byte newValues = new byte[values.Length + 1];
newValues = 0x00; // set the prepended value
Array.Copy(values, 0, newValues, 1, values.Length); // copy the old values
If, however, you're going to be performing this operation multiple times you have some more choices. There is a fundamental problem that prepending data to an array isn't an efficient operation, so you could choose to use an alternate data structure.
LinkedList can efficiently prepend data, but it's less efficient in general for most tasks as it involves a lot more memory allocation/deallocation and also looses memory locallity, so it may not be a net win.

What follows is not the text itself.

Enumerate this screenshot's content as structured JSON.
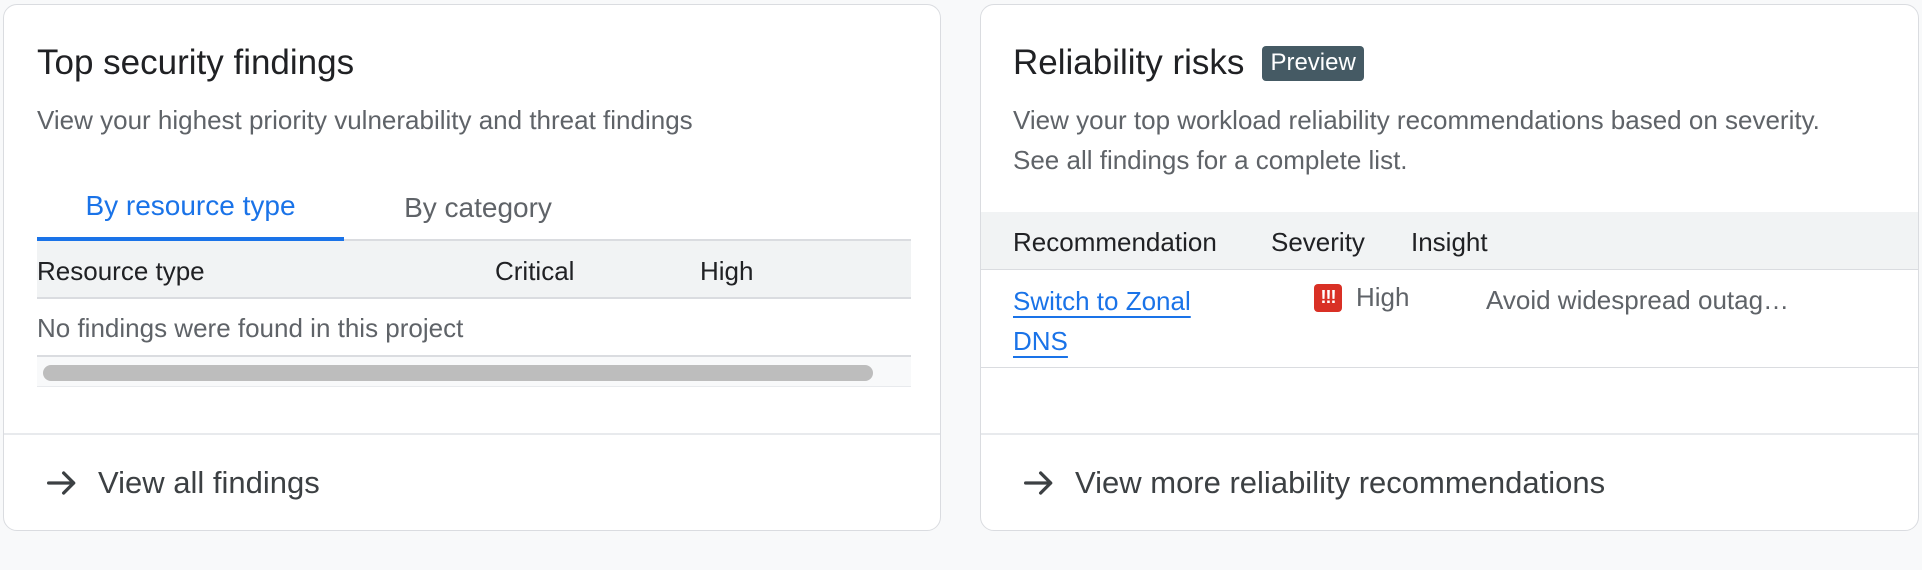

A double ended queue (known as a deque) would be a fantastic data structure for you. You can efficiently add to the start or the end, and efficiently access data anywhere in the structure (but you can't efficiently insert somewhere other than the start or end). The major problem here is that .NET doesn't provide an implementation of a deque. You'd need to find a 3rd party library with an implementation.
You can also save yourself a lot when copying by keeping track of "data that I need to prepend" (using a List/Queue/etc.) and then waiting to actually prepend the data as long as possible, so that you minimize the creation of new arrays as much as possible, as well as limiting the number of copies of existing elements.
You could also consider whether you could adjust the structure so that you're adding to the end, rather than the start (even if you know that you'll need to reverse it later). If you are appending a lot in a short space of time it may be worth storing the data in a
List (which can efficiently add to the end) and adding to the end. Depending on your needs, it may even be worth making a class that is a wrapper for a List and that hides the fact that it is reversed. You could make an indexer that maps
Count-i, etc. so that it appears, from the outside, as though your data is stored normally, even though the internal
List actually holds the data backwards.